"We're familiar with them, been down to see some of their stores, realize they're a formidable competitor in their own right," Clemens' Mr. Hughes said of Giant.
Acme has boosted its budget for rebuilding and expanding stores over the next five years, although managers declined to say by how much. "I wish I could say it was in response to Giant, but it's not," said Acme spokesman Edwin Spragg.
Mr. Spragg declined to comment on assertions that Acme's upkeep has lagged.
"Giant is a threat to Acme and anyone in the market because they're bringing additional numbers of supermarkets," he said. "Obviously, we take them seriously."
But maybe Giant's biggest challenge isn't a rival chain. It's finding enough affordable, 10-acre plots near populations sufficient to support a 65,000-square-foot store.
Such tracts have always been hard to find in developed areas. But now that office supplies, consumer electronics, lumber, sports equipment and so many other goods are sold in supermarket-like, "big-box" stores, the sites are even scarcer.
'Not an easy undertaking'
"It's not going to be an easy undertaking," for Giant, said Ms. Major, of Food Trade News. "These kinds of sites are not just going to present themselves without a little legwork."
And a little cash. Supermarket space in Philadelphia goes for $12-$15 a square foot. Mr. Manos made it clear that Giant will look at site quality first, price second.
"We're not up there to try to whittle everyone down," he said. "If we get a good location, and it's $15 or $18 or $14, we'll run the numbers before we decide whether to move ahead. And if the pro forma says it will work, we'll pay whatever we have to."
Even so, good sites won't be plentiful. That will allow Acme and other competitors to focus their fire each time Giant adds a spot.
And it will limit Giant's overall growth of stores, sales and profits up north.
Even if Giant reaches its initial, informal goal of 12 Delaware Valley outlets by the end of 1997, it would boost its bottom line by just $11.4 million, or 12 percent. That assumes stores of 65,000 square feet, yielding Giant's average profit of $14.65 per square foot.
And there's no guarantee that the new stores will hit the profit average, at least right away.
Costs of expansion
Giant's expansion won't increase expenses at its headquarters, plants or warehouses. Labor costs are about the same. But shipping costs for the northern stores will be higher. Real estate costs may be higher. Price wars could hurt.
And advertising costs initially will be bloated. For example, Giant is already buying regular spreads in the Wilmington News Journal daily newspaper -- even though it has only one store in the area. "If we had three stores there it would be a heck of a lot better," Mr. Manos said.
That will take time. "Giant would rather do it right and do it slow than do it wrong," Mr. Ford said.
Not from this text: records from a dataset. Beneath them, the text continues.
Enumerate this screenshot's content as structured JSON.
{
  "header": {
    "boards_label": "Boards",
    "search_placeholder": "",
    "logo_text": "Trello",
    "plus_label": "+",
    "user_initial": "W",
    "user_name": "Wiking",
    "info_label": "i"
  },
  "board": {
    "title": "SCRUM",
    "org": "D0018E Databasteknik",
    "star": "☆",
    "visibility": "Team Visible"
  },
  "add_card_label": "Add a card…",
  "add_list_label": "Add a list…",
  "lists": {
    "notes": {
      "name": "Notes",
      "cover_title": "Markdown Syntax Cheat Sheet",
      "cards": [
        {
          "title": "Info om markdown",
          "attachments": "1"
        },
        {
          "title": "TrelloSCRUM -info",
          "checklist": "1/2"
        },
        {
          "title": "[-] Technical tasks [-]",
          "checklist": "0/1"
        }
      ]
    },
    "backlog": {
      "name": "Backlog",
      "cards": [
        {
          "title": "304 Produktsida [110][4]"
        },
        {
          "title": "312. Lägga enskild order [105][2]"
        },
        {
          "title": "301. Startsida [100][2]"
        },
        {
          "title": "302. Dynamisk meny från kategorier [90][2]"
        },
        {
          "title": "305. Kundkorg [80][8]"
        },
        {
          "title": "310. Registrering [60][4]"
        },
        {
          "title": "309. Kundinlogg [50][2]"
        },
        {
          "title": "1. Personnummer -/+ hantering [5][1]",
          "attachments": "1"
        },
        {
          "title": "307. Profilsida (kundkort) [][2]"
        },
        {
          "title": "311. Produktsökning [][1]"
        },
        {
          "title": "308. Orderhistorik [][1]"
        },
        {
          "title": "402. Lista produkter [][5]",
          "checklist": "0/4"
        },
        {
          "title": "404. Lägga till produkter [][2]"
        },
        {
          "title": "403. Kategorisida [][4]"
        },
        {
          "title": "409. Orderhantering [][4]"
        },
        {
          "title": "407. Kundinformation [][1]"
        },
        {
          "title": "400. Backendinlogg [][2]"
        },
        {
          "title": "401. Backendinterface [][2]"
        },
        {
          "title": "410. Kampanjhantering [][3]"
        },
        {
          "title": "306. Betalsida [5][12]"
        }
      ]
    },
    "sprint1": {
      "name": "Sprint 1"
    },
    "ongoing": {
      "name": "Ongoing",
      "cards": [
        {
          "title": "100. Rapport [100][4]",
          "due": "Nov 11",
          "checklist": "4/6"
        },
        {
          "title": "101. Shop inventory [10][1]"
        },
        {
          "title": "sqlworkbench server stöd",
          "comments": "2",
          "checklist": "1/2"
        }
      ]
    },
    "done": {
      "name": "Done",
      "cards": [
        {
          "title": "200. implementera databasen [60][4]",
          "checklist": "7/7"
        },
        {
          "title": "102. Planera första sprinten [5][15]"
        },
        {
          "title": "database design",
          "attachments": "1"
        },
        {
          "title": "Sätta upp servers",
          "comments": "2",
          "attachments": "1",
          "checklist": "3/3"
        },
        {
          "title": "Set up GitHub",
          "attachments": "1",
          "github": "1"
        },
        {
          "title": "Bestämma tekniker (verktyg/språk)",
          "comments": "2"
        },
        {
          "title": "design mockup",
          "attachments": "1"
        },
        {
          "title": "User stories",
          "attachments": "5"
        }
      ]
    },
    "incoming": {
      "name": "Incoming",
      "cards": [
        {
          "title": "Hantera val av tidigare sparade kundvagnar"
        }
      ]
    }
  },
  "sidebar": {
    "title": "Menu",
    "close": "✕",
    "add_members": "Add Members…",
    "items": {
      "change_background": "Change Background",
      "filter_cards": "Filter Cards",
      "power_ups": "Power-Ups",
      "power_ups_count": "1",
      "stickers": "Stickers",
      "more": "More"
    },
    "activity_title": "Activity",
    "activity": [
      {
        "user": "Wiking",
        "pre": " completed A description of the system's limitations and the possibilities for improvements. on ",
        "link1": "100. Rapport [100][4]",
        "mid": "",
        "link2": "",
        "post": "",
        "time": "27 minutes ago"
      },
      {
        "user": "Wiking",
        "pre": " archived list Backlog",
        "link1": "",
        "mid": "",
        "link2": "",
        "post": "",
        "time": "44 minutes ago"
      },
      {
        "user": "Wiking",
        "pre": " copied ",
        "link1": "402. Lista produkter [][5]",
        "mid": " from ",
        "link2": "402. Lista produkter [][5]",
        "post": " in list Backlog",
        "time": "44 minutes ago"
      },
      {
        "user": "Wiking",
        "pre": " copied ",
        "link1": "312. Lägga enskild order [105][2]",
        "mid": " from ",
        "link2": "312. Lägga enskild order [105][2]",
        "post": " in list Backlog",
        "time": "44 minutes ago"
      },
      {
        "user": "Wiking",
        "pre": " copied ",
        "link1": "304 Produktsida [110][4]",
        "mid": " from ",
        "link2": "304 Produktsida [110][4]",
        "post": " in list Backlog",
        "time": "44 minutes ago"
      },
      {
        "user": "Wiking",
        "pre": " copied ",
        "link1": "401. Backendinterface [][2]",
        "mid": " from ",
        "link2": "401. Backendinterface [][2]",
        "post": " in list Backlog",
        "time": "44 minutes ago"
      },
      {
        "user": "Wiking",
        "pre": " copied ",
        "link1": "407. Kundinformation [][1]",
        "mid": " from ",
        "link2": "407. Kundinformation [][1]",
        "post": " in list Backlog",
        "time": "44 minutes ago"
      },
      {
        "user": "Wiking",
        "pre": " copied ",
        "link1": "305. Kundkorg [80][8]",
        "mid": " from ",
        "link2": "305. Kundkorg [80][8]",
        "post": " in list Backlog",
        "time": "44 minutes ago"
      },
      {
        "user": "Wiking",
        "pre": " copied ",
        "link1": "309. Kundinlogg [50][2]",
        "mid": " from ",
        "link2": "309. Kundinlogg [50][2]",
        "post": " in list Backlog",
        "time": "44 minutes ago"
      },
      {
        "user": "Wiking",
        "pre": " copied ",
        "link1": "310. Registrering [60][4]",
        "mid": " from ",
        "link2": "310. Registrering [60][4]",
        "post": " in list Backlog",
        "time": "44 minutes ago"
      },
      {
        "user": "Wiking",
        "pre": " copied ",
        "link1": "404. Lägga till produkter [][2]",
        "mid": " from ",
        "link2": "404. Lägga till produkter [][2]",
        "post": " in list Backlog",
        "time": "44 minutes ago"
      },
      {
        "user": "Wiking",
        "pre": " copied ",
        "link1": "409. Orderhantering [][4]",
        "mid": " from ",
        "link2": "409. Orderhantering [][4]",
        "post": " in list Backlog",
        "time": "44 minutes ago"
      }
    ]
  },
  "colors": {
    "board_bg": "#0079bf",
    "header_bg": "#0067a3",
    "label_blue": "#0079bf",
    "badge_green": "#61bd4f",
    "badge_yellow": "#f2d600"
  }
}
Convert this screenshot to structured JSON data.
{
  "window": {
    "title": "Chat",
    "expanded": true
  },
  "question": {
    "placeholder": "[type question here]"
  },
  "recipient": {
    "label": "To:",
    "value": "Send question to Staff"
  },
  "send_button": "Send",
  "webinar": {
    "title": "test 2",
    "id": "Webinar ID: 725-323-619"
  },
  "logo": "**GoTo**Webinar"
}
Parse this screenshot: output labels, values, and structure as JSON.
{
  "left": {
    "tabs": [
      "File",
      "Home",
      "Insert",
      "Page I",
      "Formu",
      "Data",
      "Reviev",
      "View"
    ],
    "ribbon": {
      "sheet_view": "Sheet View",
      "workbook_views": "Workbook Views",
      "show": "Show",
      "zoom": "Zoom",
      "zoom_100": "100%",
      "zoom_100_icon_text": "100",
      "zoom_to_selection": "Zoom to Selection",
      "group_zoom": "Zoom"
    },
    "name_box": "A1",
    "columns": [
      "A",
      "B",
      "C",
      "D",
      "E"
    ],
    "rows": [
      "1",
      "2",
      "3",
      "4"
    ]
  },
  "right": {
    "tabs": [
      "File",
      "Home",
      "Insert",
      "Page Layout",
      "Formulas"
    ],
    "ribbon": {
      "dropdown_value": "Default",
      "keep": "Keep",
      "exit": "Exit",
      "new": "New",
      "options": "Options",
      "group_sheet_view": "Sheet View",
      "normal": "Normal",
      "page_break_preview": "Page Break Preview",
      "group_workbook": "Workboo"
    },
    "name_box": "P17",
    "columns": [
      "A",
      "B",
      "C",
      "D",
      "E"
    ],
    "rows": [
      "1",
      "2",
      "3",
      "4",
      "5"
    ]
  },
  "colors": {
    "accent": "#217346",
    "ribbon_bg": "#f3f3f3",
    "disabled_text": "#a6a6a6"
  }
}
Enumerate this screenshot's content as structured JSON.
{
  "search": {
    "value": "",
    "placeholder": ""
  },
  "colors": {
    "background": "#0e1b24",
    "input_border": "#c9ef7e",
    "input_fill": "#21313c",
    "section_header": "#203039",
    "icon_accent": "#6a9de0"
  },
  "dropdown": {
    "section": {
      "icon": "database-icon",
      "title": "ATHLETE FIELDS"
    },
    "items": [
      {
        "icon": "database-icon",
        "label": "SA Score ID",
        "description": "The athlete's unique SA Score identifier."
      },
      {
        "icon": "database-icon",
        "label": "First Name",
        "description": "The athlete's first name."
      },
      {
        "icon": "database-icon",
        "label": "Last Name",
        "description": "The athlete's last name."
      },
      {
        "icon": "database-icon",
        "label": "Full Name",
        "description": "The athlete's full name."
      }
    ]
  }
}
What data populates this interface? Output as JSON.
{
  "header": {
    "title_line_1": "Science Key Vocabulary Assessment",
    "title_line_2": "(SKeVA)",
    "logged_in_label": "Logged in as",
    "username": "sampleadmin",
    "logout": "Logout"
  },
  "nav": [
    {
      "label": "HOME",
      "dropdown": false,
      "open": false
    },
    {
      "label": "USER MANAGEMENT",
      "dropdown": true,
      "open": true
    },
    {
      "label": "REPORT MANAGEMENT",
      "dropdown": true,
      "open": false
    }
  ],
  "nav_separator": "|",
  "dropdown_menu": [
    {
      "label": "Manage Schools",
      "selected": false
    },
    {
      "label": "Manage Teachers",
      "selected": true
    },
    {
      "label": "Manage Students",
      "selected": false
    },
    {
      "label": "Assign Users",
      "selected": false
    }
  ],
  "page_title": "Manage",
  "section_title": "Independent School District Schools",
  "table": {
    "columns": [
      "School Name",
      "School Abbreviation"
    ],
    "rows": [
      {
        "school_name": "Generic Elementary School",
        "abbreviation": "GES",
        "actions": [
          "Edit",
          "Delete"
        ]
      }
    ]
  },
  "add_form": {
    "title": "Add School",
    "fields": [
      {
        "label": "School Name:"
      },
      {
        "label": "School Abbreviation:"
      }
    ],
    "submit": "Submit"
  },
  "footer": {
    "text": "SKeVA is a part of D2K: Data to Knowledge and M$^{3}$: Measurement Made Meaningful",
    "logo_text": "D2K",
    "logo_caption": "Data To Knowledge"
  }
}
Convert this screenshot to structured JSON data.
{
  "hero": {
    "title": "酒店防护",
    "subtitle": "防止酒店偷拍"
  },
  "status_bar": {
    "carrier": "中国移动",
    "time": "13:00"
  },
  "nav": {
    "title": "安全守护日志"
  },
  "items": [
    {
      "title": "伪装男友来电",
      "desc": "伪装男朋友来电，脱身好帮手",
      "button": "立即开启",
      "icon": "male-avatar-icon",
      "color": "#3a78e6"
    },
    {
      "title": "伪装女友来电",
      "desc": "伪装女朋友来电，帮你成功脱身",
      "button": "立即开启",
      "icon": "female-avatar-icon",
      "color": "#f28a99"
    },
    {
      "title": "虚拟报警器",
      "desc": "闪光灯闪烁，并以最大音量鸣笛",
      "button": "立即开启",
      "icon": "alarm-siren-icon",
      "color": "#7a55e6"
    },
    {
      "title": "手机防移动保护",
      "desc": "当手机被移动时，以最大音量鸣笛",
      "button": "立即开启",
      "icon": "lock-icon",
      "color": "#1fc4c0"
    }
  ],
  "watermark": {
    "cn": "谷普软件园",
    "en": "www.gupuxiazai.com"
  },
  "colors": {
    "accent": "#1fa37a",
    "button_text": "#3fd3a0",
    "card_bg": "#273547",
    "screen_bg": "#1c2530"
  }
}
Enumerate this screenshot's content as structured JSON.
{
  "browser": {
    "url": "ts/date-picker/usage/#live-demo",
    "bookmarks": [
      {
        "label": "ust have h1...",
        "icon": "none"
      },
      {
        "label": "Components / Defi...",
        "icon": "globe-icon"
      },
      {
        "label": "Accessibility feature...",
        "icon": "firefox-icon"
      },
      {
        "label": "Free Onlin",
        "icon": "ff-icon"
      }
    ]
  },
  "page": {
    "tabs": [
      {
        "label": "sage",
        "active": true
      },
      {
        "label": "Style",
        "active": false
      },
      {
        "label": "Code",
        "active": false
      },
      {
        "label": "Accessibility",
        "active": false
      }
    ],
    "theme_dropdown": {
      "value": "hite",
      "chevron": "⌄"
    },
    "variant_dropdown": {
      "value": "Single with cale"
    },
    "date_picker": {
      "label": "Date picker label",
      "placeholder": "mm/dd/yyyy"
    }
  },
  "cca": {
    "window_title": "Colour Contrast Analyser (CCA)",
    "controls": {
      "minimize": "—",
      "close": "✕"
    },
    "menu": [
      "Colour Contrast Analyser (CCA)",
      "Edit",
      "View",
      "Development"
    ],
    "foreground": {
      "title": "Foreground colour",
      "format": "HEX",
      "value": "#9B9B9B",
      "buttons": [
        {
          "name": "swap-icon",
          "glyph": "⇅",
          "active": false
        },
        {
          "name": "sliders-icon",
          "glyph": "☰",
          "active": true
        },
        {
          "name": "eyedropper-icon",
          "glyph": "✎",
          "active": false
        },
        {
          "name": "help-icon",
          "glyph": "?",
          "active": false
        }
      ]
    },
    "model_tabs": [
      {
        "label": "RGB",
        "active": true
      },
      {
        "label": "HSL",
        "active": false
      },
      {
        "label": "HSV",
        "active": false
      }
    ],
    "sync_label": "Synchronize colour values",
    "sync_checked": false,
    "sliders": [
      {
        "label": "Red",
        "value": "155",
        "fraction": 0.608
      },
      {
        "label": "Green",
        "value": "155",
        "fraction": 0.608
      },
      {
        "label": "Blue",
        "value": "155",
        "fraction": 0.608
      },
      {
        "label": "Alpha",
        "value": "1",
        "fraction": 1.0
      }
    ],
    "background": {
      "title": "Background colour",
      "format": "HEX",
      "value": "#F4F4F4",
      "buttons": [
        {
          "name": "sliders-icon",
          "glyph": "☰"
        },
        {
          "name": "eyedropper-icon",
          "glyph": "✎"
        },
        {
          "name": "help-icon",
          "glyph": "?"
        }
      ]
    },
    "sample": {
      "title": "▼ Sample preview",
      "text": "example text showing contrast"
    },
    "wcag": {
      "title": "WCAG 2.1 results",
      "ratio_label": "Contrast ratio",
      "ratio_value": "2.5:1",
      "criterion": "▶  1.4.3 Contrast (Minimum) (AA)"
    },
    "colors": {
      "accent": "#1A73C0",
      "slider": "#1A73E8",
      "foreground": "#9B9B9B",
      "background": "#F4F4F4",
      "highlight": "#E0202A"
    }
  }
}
He isn't recommending the stock.
Mr. Funderburg doesn't believe Giant's expansion will pay off right away, either. But "two or three years from now, you'll see them get back to double-digit growth," he said. He rates the stock a "hold."
Mr. Manos is optimistic. Asked whether the company is moving quickly enough, he said, "I think we're moving at a very nice pace. It seems slow at first, but once things start clicking we feel that our shareholders will be satisfied."